* [TRY IT]: Pick out all lines with the word "clock" from the records that follow.

Element data from apps and pages
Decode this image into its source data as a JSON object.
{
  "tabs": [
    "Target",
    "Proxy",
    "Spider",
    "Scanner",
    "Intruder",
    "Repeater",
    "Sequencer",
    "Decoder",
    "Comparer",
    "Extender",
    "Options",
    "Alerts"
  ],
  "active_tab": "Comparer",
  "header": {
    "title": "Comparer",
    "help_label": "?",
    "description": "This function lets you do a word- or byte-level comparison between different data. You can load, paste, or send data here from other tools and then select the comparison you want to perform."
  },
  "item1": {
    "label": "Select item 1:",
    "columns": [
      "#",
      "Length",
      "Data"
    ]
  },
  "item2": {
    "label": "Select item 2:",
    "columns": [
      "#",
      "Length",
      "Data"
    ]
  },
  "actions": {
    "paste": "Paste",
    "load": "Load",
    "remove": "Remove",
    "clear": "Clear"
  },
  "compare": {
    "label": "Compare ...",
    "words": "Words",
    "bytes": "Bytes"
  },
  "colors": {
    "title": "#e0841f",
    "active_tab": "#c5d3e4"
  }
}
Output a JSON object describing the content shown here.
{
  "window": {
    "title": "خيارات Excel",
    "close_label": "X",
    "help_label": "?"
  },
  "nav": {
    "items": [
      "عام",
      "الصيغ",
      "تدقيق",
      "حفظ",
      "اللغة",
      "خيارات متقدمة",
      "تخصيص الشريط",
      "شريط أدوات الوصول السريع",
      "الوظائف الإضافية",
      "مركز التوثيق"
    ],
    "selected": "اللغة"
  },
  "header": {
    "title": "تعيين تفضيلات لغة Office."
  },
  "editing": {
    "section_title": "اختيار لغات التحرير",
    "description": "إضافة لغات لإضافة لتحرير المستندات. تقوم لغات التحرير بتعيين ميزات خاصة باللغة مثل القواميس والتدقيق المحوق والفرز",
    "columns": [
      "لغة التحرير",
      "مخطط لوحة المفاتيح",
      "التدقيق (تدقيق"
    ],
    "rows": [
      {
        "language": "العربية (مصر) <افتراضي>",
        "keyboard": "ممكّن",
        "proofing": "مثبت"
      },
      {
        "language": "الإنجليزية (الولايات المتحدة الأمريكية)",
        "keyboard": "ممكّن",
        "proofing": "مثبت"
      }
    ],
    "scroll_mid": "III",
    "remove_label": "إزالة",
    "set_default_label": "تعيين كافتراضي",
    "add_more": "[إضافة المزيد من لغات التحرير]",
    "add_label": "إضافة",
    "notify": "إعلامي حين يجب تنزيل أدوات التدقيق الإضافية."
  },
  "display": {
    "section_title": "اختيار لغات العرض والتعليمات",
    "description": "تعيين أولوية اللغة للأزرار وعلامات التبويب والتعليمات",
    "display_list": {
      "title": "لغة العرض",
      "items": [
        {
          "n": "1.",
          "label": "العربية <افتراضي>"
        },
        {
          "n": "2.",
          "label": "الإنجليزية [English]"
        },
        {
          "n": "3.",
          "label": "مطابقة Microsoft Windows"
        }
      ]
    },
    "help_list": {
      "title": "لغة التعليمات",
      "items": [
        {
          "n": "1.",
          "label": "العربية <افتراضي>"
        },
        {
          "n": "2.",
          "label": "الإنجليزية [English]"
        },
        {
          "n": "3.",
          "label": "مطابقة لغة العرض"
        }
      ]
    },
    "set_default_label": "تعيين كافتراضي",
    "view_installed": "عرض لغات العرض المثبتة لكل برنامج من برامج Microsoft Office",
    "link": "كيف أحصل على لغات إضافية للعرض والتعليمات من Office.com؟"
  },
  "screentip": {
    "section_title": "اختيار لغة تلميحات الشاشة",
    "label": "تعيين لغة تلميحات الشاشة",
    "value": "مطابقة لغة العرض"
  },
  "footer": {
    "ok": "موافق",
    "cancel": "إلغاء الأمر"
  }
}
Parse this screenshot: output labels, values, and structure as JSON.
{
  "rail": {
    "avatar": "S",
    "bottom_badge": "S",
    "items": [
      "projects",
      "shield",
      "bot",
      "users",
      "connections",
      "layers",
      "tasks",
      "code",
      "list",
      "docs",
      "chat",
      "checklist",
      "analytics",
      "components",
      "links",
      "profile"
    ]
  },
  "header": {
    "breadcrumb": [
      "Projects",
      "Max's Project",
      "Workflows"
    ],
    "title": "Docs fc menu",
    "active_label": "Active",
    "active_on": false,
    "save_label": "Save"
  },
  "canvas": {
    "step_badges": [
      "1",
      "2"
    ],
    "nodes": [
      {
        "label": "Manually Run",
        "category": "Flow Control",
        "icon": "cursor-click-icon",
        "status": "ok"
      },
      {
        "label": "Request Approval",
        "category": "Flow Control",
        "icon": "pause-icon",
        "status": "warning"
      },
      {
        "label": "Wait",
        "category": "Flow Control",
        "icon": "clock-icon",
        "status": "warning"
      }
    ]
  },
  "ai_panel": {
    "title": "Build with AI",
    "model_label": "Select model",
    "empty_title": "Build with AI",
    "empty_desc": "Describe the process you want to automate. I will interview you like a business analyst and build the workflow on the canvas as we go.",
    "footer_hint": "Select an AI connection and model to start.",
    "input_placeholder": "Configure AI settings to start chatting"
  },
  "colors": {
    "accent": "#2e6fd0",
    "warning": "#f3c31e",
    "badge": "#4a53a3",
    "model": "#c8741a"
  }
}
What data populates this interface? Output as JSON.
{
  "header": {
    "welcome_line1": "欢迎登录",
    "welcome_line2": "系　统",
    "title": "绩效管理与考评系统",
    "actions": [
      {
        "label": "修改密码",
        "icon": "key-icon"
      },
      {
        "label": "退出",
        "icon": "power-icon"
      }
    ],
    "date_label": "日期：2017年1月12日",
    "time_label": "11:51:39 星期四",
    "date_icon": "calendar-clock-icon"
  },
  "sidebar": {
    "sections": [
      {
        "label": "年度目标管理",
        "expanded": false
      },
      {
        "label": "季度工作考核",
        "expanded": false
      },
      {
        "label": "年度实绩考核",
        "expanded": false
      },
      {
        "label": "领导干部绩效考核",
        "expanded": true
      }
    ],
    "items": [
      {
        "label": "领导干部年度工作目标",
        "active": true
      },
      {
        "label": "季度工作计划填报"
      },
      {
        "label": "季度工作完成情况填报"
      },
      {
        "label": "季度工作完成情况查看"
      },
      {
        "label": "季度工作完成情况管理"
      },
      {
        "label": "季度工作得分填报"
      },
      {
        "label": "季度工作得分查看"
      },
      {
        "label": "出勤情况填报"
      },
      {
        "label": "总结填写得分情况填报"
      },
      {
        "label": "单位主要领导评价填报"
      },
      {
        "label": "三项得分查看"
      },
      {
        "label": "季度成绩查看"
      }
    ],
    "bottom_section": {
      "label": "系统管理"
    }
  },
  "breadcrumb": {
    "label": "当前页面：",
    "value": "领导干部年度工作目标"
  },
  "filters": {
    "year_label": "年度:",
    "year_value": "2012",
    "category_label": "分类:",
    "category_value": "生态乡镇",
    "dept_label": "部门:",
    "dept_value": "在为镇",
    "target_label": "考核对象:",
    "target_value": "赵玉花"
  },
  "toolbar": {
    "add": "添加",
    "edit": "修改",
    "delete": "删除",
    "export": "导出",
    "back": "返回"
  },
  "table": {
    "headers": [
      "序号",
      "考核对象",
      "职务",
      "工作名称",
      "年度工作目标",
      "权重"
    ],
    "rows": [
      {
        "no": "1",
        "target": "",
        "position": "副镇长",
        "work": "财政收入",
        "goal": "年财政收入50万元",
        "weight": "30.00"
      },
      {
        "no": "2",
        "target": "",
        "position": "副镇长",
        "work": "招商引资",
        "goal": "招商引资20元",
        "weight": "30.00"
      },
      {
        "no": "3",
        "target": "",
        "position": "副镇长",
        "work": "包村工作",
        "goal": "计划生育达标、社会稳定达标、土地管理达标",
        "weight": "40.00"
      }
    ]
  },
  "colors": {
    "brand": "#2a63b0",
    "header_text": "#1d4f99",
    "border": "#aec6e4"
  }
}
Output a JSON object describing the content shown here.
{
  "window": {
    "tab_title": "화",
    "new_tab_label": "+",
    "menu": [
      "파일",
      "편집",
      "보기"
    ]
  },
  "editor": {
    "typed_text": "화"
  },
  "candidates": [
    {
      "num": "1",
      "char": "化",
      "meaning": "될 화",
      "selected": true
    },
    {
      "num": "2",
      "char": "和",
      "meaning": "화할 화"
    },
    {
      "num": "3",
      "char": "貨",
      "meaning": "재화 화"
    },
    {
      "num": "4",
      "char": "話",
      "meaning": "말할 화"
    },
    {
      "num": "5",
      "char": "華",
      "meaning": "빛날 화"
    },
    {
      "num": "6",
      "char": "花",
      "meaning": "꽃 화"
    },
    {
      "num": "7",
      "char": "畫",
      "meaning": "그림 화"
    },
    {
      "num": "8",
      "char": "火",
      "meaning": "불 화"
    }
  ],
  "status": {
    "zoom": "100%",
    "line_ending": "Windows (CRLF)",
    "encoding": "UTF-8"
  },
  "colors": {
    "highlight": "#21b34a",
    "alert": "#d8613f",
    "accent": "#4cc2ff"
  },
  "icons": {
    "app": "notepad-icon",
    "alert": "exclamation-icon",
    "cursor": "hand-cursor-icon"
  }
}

* [TASK RESULT]:
        "icon": "clock-icon",
    "date_icon": "calendar-clock-icon"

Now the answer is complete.